Oscar 2012: Pixar’s Enrico Casarosa and Kevin Reher Talk La Luna
DS: Do shorts provide you with a window into whom may be right to helm a feature film? Is it also a testing ground for technical problem solving or technological innovations?
KR: Short films have traditionally been everything. They’ve been director proving grounds. They have [also] been about technology, everything from the skin in Geri's Game to the roiling clouds on Partly Cloudy, to feathers on For the Birds. But it also is an opportunity for some people who may not ever get a chance to direct a feature, but have this brilliant idea for a short film, to get an opportunity to be supported by the company and get a short made. Some of them rise to the occasion and become co-directors, or they become heads of story, sort of working through the maturing process to becoming a feature director.
DS: Enrique, let’s shift over to you for a minute. You mentioned that you work on story. Tell us a little bit about what you’ve done at Pixar, and what brought you to the attention of the shorts group?
EC: Yeah, certainly. I started with the Pixar in 2002. I was the first story artist on Ratatouille, which was in development at the time. I worked for many years on Ratatouille, I worked on UP, and a little bit on Cars on well. Those were kind of my main three features. More recently I worked for a little bit on Cars 2, then took almost a year and half full time working on La Luna. So, I’ve been in the trenches of story there for almost 10 years now. And before I was a story artist on the East Coast, working on Ice Age at Blue Sky Studios.
DS: Tell us a little bit about what a story artist does day to day within the feature film production pipeline at Pixar. How does your work translate onto the screen?
EC: We feel that we’re there to support the director finding his story, the story he wants to tell. It varies in many ways. It can be as detailed as the director or the writer giving us 10 pages of the script with full dialogue and descriptions. In that case, we’re visualizing [the film] in the best way possible, so we’ll take that from the beginning!
DS: Could you elaborate on that?
EC: I’ll start from the beginning. As I said, in broad strokes, a story artist is really there to support the director in finding the story. The range of input varies, [sometimes] just visualizing and drawing a sequence that has been fully scripted, where there would be a very specific job to visualizing, finding the camera setups, determining the acting, the pacing, thinking about cinematography all around. So, there is that side of the job.
The other side that’s even more important is being there to brainstorm ideas. When we put these clips and stills together as story reels, once we storyboard everything, we look at them with some temporary score, temporary voices. It’s about trying to figure out what’s working and what’s not working, looking at how to make it better.
The story team is really there to support the director in those decisions.
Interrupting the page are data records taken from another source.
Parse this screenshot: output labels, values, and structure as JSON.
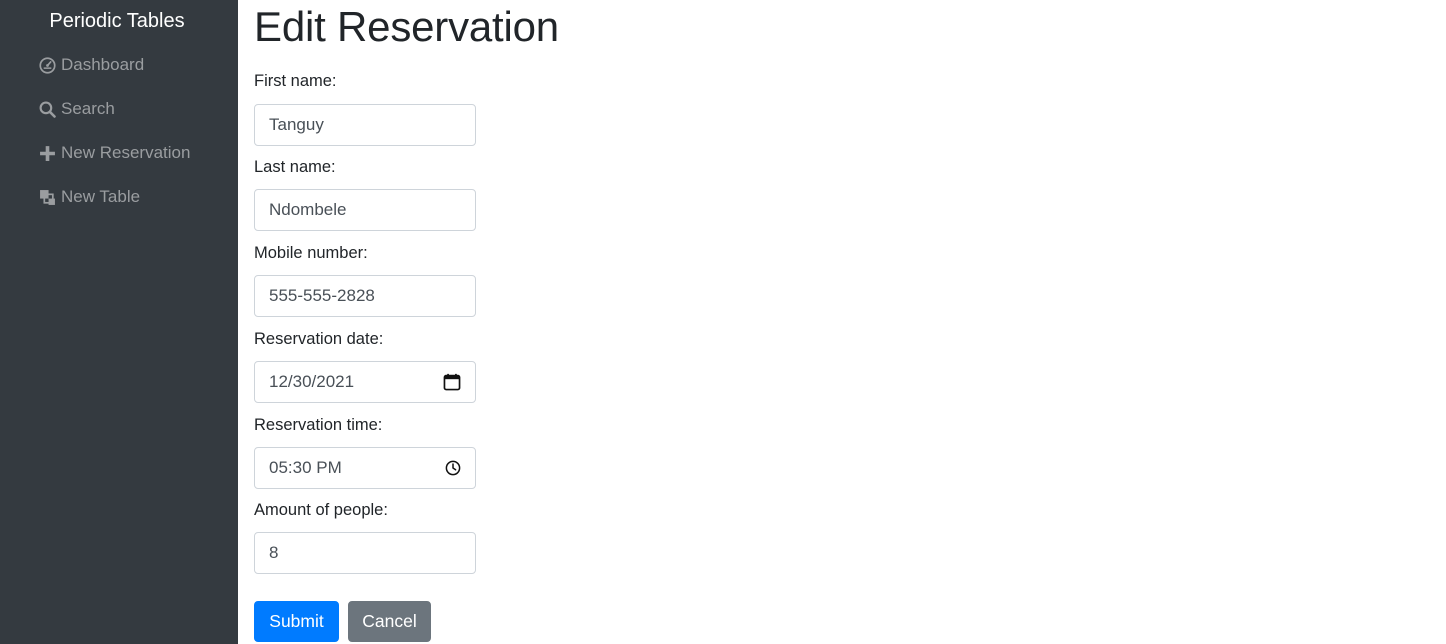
{
  "sidebar": {
    "brand": "Periodic Tables",
    "items": [
      {
        "label": "Dashboard",
        "icon": "dashboard-icon"
      },
      {
        "label": "Search",
        "icon": "search-icon"
      },
      {
        "label": "New Reservation",
        "icon": "plus-icon"
      },
      {
        "label": "New Table",
        "icon": "layers-icon"
      }
    ]
  },
  "page": {
    "title": "Edit Reservation"
  },
  "form": {
    "first_name": {
      "label": "First name:",
      "value": "Tanguy"
    },
    "last_name": {
      "label": "Last name:",
      "value": "Ndombele"
    },
    "mobile_number": {
      "label": "Mobile number:",
      "value": "555-555-2828"
    },
    "reservation_date": {
      "label": "Reservation date:",
      "value": "12/30/2021",
      "icon": "calendar-icon"
    },
    "reservation_time": {
      "label": "Reservation time:",
      "value": "05:30 PM",
      "icon": "clock-icon"
    },
    "people": {
      "label": "Amount of people:",
      "value": "8"
    },
    "submit_label": "Submit",
    "cancel_label": "Cancel"
  },
  "colors": {
    "sidebar_bg": "#343a40",
    "sidebar_text": "#9a9da0",
    "primary": "#007bff",
    "secondary": "#6c757d"
  }
}
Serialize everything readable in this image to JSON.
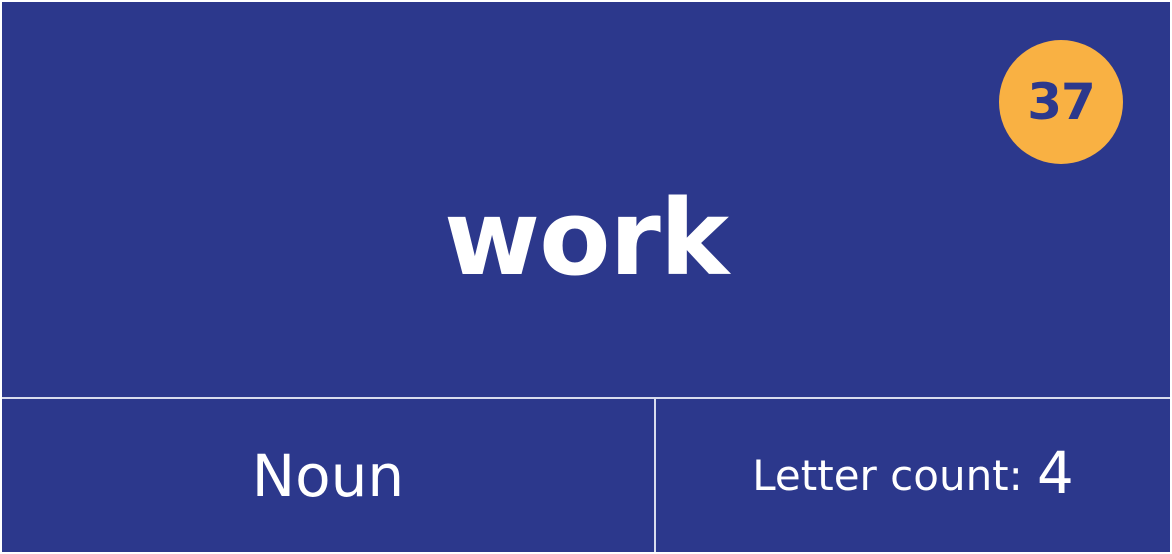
{
  "card": {
    "word": "work",
    "rank": "37",
    "part_of_speech": "Noun",
    "letter_count_label": "Letter count:",
    "letter_count_value": "4"
  },
  "colors": {
    "background": "#2c388c",
    "badge": "#f9b143",
    "text": "#ffffff",
    "divider": "#d9dcee"
  }
}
We do a lot of iterations of looking at this movie in storybook form. Hopefully, from the beginning [of the process] to the end you start getting to a movie that’s doing all that you want. The beginning is always a little bit broken up but you find your gems, tent poles, if you will.